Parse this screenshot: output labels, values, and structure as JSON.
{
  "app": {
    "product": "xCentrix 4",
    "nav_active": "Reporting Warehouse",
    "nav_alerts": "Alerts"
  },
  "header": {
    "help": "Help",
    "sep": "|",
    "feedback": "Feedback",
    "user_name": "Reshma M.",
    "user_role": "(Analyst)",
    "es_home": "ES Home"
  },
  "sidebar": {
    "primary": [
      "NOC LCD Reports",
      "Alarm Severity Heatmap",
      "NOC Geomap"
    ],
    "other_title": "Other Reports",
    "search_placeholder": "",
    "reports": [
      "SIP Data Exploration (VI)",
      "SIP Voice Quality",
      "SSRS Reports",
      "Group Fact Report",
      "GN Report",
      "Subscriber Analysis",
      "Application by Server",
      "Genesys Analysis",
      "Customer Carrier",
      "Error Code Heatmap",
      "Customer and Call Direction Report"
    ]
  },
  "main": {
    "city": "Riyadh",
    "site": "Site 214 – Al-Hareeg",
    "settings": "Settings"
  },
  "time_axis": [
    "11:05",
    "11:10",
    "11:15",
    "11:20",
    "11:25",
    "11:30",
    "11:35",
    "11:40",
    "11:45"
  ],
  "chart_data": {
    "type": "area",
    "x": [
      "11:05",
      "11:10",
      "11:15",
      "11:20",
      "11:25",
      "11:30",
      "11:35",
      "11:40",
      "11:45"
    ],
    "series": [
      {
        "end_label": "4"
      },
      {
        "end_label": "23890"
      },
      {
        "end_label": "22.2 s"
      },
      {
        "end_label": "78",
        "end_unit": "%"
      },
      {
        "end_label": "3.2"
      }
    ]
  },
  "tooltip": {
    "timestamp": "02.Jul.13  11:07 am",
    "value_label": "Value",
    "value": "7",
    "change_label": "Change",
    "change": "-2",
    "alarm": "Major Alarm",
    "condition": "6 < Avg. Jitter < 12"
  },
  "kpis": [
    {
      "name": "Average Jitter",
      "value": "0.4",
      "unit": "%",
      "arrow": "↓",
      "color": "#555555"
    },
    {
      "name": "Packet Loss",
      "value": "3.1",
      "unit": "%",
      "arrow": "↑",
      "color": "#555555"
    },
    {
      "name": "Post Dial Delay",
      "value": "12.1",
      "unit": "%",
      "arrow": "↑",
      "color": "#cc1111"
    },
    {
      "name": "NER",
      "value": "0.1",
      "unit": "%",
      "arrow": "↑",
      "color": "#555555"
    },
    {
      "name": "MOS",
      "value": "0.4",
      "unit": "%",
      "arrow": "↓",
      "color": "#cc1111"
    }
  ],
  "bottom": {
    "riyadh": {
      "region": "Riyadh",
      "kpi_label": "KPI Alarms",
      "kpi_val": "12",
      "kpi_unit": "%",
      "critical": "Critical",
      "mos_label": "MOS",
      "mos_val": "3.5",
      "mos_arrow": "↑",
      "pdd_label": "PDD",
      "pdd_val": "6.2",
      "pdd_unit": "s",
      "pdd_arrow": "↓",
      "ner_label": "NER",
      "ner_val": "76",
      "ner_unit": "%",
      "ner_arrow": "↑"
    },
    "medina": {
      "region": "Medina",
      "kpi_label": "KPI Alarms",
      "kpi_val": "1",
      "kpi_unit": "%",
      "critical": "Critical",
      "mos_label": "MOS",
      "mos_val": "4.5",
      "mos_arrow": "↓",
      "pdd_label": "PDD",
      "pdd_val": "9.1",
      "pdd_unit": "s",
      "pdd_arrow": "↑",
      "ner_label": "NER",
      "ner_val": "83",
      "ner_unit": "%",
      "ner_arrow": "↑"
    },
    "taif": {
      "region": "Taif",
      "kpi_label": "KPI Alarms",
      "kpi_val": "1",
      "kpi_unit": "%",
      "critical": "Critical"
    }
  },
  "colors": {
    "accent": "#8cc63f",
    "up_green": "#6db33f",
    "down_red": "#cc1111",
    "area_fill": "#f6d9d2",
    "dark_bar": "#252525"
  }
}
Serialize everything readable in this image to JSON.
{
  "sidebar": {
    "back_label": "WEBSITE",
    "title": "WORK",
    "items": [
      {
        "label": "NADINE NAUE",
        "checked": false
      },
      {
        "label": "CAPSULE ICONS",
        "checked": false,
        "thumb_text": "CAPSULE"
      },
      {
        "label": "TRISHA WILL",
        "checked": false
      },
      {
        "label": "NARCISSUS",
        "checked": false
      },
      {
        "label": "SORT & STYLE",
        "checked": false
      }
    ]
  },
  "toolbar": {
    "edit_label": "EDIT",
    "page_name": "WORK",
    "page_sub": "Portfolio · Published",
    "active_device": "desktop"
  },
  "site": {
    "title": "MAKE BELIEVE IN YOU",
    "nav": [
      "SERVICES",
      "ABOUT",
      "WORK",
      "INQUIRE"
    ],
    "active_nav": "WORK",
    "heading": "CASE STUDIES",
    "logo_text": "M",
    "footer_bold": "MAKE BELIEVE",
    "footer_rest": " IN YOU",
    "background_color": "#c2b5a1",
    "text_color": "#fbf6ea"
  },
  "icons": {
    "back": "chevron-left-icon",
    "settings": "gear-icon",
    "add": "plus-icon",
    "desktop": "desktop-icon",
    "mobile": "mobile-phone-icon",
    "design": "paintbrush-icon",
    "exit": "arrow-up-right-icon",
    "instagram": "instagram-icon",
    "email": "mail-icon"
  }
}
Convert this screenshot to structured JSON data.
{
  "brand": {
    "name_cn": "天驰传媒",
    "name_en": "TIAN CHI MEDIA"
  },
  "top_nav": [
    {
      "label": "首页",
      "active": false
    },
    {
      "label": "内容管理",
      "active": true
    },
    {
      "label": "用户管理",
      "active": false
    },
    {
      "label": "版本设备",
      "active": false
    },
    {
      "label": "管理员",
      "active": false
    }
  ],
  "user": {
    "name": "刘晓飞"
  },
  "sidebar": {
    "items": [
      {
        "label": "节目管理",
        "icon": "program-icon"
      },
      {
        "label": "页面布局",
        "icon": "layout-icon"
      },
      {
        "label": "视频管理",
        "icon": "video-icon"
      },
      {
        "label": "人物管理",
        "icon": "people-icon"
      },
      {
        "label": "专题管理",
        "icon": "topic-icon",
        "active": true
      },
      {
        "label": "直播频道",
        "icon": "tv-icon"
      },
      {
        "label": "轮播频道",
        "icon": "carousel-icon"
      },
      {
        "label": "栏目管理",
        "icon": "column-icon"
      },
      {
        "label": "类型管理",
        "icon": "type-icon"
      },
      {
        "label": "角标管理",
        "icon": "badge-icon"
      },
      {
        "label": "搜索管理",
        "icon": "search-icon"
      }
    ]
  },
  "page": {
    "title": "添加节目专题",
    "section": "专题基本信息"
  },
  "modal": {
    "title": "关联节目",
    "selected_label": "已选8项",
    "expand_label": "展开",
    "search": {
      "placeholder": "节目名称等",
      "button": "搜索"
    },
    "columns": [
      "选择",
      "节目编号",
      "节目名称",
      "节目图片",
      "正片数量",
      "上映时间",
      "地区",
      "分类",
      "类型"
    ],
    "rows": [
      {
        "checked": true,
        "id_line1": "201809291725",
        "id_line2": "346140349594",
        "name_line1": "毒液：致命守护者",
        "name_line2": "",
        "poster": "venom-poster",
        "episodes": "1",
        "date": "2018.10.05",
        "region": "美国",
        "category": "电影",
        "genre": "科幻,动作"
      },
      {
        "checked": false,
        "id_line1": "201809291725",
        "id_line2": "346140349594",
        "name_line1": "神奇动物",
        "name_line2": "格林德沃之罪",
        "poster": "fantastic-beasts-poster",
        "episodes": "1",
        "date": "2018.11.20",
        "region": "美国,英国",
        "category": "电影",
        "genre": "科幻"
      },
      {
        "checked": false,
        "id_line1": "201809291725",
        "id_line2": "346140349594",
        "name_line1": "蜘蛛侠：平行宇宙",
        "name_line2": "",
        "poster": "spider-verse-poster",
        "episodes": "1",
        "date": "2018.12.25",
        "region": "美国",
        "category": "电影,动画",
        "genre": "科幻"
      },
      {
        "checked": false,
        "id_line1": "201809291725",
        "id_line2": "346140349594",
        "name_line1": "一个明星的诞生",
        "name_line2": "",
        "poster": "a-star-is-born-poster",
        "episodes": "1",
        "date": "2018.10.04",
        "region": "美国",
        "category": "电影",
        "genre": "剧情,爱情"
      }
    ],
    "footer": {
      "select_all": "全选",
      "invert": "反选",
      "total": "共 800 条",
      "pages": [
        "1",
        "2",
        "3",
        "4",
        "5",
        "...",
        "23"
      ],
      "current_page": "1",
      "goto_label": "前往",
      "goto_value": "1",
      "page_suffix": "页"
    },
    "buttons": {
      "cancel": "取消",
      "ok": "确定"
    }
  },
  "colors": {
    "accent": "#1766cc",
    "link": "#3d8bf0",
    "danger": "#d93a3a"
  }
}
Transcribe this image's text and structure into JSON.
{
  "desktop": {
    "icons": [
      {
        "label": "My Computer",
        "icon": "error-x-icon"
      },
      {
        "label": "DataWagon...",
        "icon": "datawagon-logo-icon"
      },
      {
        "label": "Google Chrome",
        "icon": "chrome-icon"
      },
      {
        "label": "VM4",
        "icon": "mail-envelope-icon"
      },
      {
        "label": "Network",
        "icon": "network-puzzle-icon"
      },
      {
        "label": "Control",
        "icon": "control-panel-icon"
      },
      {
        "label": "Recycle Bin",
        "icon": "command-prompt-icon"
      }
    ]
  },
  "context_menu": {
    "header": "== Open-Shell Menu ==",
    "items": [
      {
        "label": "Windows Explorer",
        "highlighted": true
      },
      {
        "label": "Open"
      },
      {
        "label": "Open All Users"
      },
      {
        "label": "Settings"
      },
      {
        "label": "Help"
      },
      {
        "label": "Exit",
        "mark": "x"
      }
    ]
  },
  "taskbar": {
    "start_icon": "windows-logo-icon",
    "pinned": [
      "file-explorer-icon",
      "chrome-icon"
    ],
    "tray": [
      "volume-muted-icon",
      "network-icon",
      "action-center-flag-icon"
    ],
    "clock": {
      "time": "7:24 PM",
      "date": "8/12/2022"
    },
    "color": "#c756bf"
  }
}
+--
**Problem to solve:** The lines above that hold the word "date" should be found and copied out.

**Solution to this task:**
        "date": "2018.10.05",
        "date": "2018.11.20",
        "date": "2018.12.25",
        "date": "2018.10.04",
      "date": "8/12/2022"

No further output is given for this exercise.